- **Task to complete**:
Please print the entries exactly, omitting each image.

- **Stored data**:
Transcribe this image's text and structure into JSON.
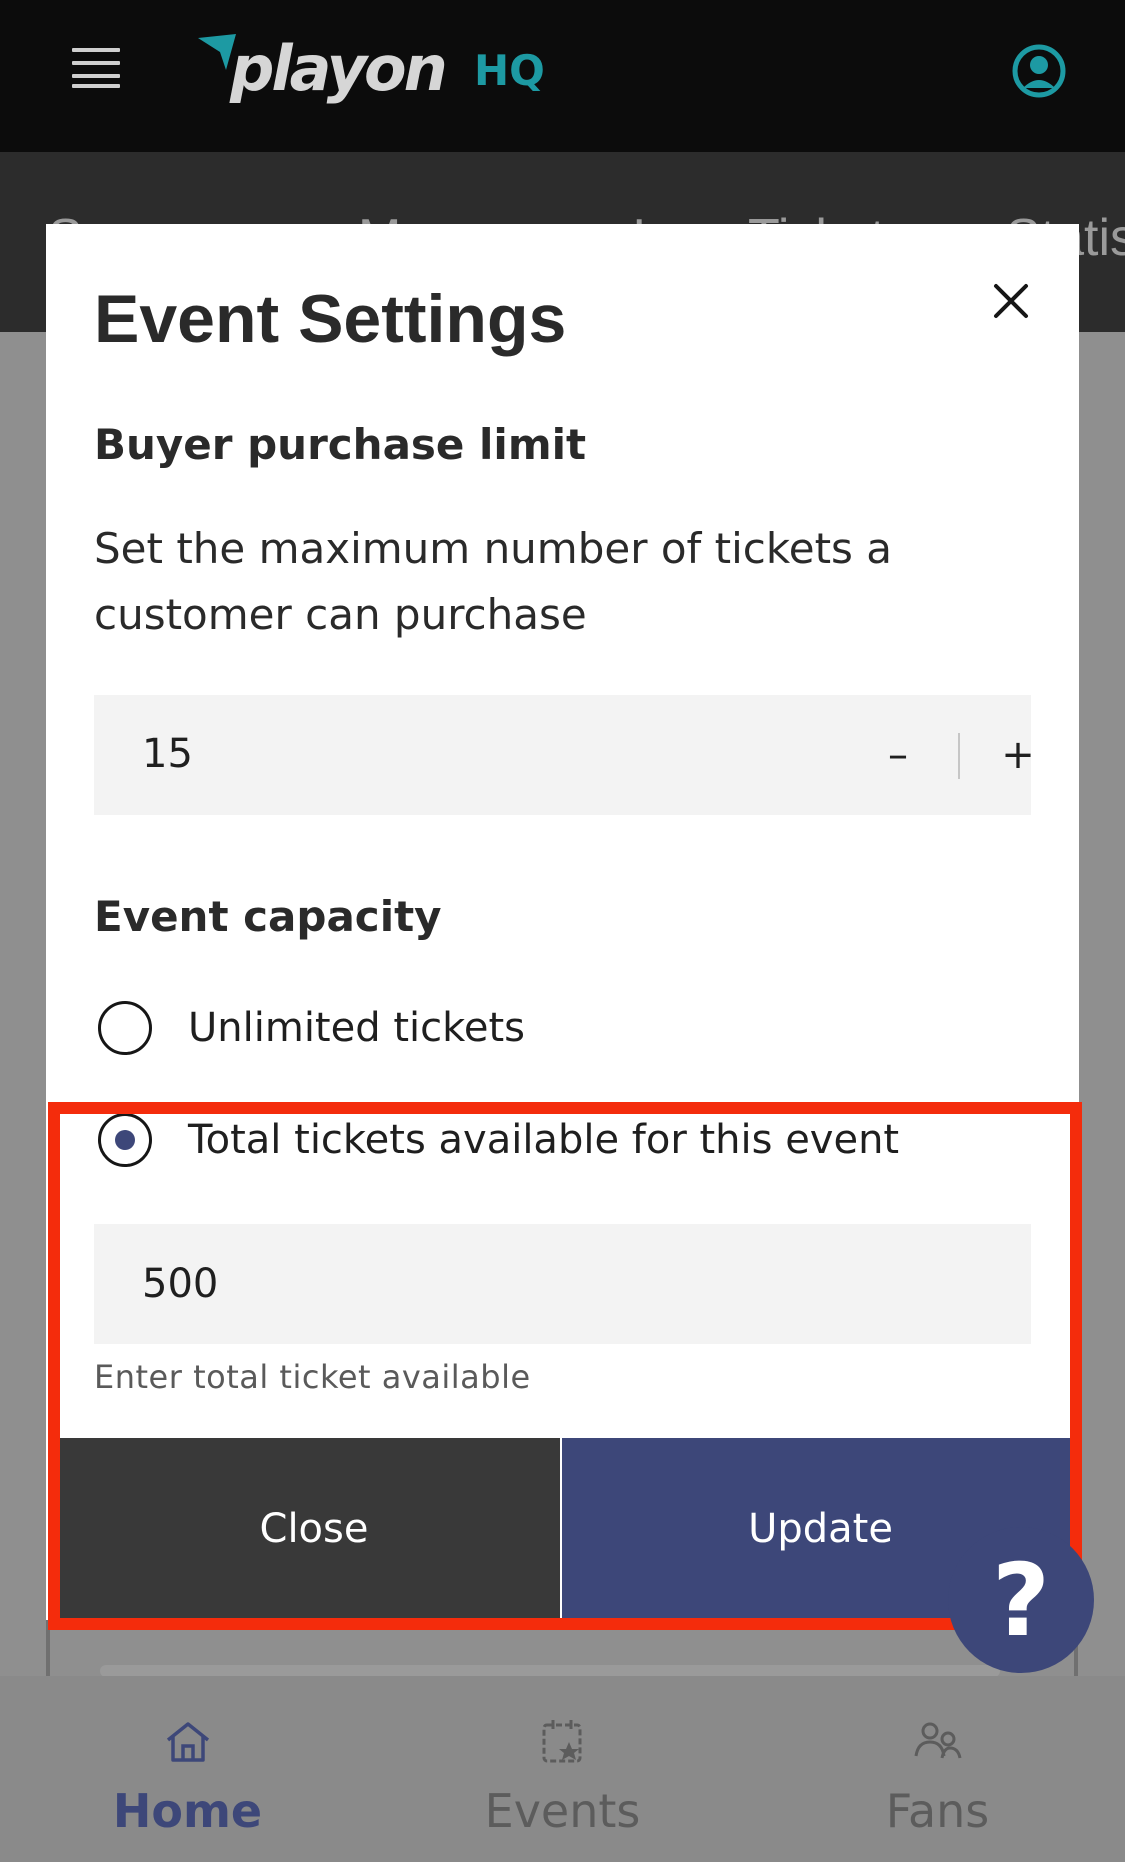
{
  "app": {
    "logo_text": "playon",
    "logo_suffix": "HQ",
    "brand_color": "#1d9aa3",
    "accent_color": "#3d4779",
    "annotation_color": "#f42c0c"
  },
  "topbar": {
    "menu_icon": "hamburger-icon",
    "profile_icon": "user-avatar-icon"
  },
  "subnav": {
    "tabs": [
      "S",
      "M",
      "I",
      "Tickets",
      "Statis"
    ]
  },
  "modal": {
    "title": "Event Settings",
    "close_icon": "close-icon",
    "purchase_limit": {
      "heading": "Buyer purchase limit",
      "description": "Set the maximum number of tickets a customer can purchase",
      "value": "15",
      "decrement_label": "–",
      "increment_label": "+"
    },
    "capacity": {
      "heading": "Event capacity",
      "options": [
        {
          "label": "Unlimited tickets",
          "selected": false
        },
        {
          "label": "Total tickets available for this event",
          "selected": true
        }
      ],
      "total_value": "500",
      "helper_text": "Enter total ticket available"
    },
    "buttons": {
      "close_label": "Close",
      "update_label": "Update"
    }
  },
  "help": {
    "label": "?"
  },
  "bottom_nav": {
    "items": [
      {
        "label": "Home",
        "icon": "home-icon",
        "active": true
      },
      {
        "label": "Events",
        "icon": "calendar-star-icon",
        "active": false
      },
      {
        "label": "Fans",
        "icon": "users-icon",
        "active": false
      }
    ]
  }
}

- **Response**:
Transcribe this image's text and structure into JSON.
{
  "app": {
    "logo_text": "playon",
    "logo_suffix": "HQ",
    "brand_color": "#1d9aa3",
    "accent_color": "#3d4779",
    "annotation_color": "#f42c0c"
  },
  "topbar": {
    "menu_icon": "hamburger-icon",
    "profile_icon": "user-avatar-icon"
  },
  "subnav": {
    "tabs": [
      "S",
      "M",
      "I",
      "Tickets",
      "Statis"
    ]
  },
  "modal": {
    "title": "Event Settings",
    "close_icon": "close-icon",
    "purchase_limit": {
      "heading": "Buyer purchase limit",
      "description": "Set the maximum number of tickets a customer can purchase",
      "value": "15",
      "decrement_label": "–",
      "increment_label": "+"
    },
    "capacity": {
      "heading": "Event capacity",
      "options": [
        {
          "label": "Unlimited tickets",
          "selected": false
        },
        {
          "label": "Total tickets available for this event",
          "selected": true
        }
      ],
      "total_value": "500",
      "helper_text": "Enter total ticket available"
    },
    "buttons": {
      "close_label": "Close",
      "update_label": "Update"
    }
  },
  "help": {
    "label": "?"
  },
  "bottom_nav": {
    "items": [
      {
        "label": "Home",
        "icon": "home-icon",
        "active": true
      },
      {
        "label": "Events",
        "icon": "calendar-star-icon",
        "active": false
      },
      {
        "label": "Fans",
        "icon": "users-icon",
        "active": false
      }
    ]
  }
}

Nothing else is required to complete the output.